This statistic shows the average amount spent on real and fake Christmas trees in the United States from 2010 to 2013. The figures from the National Christmas Tree Association show that U.S. consumers spent an average of 34.87 U.S. dollars on real Christmas trees, while spending an average of 70.55 U.S. dollars on fake Christmas trees in 2011.
Christmas and Christmas trees in the United States
Usually a decorated evergreen conifer such as spruce, pine or fir, the Christmas tree is traditionally associated with the widely celebrated holiday of Christmas. The tree was traditionally decorated with edibles such as apples, nuts or dates and was illuminated by candles. Today, a wide variety of traditional ornaments such as garland, tinsel, candy canes and Christmas lights are used. The custom originated in early modern Germany around the sixteenth century and was introduced in North America in the eighteenth century by Brunswick soldiers. The most commonly used species are fir trees, which do not shed their needles when they dry out and also retain good foliage color and scent.
According to the National Christmas Tree Association, there are close to 350 million Christmas trees currently growing on Christmas tree farms in the United States alone and about 25 to 30 million real Christmas trees sold every year. In 2011, Christmas tree sales (real and fake) in the United States amounted to over 40 million and the industry employs over 100,000 people.
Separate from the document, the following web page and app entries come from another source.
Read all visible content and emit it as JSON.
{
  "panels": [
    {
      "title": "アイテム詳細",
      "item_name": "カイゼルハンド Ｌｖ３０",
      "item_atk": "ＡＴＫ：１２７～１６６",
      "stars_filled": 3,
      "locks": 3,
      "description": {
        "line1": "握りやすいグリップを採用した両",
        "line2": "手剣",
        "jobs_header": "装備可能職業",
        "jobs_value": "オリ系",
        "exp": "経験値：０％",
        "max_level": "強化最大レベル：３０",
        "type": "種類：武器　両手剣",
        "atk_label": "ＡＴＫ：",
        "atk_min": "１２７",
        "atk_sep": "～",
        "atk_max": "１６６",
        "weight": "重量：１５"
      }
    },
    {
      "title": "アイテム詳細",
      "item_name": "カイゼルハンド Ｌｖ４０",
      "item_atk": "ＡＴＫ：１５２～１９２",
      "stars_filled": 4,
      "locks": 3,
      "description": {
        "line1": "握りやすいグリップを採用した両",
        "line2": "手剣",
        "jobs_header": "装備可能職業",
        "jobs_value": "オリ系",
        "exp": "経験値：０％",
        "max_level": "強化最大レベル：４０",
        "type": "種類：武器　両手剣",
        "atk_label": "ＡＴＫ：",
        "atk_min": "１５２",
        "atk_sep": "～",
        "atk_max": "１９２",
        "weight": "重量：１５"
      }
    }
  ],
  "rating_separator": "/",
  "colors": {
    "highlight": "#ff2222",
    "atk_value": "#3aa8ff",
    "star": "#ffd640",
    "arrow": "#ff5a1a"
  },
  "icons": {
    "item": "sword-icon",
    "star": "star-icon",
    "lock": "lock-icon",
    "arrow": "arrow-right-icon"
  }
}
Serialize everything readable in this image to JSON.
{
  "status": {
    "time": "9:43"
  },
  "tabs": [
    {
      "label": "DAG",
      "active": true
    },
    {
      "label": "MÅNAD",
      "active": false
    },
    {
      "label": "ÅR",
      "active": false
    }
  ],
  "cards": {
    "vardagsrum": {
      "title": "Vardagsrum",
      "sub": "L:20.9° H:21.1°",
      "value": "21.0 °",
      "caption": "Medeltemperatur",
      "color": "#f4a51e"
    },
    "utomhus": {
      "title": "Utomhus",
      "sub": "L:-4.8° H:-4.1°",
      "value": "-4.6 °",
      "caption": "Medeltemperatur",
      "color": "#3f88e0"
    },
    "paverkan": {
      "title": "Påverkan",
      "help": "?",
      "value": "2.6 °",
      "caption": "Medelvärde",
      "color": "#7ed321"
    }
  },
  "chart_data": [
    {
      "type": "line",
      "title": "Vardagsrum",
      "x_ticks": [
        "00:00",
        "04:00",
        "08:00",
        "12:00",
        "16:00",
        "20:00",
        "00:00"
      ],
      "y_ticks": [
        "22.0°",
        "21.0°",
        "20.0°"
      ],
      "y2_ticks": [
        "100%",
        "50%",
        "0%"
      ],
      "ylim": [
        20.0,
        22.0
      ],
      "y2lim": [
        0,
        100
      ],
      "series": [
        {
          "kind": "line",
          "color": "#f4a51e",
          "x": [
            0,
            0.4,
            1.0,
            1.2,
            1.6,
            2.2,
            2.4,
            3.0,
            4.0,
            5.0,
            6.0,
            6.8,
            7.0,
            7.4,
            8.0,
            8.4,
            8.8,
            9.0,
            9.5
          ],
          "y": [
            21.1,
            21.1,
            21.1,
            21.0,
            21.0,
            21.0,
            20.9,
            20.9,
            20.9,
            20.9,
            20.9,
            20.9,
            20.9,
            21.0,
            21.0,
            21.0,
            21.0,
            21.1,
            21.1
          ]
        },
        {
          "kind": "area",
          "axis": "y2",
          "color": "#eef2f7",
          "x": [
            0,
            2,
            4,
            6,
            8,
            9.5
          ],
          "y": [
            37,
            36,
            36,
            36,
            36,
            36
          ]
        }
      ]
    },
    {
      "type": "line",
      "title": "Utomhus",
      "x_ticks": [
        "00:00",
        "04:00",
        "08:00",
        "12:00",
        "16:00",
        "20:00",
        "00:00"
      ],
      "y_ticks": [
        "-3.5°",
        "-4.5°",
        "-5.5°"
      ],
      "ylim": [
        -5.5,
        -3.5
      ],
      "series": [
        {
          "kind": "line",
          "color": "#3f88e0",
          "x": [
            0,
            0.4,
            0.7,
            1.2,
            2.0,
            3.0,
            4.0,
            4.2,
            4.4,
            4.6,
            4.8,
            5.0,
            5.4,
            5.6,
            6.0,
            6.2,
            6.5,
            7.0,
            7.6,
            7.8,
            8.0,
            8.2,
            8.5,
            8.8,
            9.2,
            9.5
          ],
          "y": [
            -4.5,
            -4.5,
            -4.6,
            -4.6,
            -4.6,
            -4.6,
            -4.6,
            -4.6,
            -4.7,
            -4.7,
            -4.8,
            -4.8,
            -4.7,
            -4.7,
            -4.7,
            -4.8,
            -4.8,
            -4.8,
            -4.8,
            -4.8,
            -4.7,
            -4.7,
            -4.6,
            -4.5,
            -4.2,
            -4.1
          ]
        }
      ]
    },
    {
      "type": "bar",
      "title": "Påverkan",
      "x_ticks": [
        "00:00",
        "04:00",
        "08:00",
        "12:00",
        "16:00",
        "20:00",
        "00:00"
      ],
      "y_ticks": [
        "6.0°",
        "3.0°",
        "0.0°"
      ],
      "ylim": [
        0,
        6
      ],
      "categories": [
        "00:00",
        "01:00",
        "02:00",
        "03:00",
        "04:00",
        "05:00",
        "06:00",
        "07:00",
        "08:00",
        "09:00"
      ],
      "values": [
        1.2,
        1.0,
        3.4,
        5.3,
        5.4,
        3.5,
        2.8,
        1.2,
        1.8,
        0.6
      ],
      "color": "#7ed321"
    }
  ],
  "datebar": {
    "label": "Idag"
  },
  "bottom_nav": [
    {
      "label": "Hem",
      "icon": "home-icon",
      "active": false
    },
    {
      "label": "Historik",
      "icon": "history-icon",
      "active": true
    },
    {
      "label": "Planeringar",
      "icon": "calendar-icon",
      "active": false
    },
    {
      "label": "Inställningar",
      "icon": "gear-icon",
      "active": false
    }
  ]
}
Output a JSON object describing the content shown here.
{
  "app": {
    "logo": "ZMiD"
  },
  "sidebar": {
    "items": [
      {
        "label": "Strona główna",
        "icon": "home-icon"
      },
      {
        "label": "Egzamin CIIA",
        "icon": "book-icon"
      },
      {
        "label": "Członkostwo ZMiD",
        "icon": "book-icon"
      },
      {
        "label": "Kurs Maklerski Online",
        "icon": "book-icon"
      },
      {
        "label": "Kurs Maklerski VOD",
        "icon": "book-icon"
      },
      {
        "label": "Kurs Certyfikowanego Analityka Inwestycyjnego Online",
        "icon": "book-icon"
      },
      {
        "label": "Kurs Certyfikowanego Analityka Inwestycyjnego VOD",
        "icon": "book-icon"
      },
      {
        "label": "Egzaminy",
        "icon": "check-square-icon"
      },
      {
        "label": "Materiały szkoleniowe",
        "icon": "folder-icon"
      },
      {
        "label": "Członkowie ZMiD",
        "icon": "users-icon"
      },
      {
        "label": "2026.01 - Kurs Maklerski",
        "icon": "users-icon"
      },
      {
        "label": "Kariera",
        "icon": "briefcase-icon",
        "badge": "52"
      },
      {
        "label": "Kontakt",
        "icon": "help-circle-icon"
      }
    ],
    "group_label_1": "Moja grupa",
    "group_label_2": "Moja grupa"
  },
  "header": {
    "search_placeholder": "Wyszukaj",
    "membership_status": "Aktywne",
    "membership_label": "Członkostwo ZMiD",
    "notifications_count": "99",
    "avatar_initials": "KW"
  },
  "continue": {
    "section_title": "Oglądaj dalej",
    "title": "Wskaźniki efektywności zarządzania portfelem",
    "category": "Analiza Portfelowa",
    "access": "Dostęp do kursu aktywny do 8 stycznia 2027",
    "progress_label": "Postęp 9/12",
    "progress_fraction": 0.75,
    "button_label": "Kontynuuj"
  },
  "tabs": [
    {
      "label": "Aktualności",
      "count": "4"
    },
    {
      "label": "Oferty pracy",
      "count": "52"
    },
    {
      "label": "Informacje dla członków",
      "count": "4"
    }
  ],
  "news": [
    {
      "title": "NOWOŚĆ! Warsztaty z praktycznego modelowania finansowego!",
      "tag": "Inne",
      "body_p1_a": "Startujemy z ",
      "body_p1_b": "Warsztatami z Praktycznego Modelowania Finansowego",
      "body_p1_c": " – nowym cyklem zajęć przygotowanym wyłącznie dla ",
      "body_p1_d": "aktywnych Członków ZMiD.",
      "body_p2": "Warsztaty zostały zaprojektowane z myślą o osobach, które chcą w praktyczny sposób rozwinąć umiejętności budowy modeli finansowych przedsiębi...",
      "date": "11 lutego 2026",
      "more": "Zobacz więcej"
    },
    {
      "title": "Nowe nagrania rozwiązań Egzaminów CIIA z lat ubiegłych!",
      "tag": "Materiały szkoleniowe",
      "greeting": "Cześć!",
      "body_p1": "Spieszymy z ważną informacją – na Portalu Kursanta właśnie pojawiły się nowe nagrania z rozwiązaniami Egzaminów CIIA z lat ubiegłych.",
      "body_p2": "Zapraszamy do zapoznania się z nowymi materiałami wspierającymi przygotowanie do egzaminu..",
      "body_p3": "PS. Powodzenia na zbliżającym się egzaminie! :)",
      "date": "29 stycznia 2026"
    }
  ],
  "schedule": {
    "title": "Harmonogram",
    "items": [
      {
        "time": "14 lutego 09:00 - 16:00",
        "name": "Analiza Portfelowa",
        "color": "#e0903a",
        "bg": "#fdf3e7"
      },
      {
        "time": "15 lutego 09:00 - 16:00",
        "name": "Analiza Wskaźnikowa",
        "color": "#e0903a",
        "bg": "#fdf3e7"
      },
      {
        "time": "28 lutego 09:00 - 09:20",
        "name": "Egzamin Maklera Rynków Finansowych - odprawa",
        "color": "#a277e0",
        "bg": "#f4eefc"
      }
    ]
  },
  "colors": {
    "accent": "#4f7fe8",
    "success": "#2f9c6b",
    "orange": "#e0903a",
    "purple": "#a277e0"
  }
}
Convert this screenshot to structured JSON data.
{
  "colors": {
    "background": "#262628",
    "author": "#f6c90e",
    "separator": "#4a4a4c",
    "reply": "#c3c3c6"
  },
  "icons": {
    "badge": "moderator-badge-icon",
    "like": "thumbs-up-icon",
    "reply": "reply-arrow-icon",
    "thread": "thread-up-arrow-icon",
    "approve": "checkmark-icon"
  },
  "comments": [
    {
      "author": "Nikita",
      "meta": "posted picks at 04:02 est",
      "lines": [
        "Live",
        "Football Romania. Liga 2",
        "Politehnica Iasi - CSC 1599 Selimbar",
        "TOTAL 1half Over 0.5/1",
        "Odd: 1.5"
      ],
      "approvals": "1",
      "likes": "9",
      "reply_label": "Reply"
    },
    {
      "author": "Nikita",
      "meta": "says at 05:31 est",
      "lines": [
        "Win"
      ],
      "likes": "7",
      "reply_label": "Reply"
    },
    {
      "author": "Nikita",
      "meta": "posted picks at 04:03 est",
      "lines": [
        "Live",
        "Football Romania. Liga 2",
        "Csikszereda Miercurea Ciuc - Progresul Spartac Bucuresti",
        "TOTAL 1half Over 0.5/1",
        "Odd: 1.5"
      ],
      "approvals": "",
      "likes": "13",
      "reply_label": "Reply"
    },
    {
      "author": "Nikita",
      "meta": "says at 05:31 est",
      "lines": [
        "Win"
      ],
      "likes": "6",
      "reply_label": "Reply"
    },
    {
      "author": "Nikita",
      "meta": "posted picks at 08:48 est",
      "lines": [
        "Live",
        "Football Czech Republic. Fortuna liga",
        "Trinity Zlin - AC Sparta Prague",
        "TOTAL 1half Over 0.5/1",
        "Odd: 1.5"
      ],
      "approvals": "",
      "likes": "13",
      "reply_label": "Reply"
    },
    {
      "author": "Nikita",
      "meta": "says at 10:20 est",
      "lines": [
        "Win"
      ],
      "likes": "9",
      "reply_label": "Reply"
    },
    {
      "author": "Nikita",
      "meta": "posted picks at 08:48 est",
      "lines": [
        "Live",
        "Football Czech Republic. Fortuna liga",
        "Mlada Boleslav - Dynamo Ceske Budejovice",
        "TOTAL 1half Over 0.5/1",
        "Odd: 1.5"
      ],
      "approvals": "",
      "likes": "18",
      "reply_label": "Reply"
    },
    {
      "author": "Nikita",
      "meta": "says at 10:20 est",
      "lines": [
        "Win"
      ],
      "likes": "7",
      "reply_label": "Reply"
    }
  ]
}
The economic impact of Christmas is a factor that has grown steadily over the past few centuries in many regions of the world. Christmas is a peak selling season for retailers; sales increase dramatically as people purchase gifts, decorations and supplies to celebrate. In the United States, the Christmas shopping season usually starts as early as October.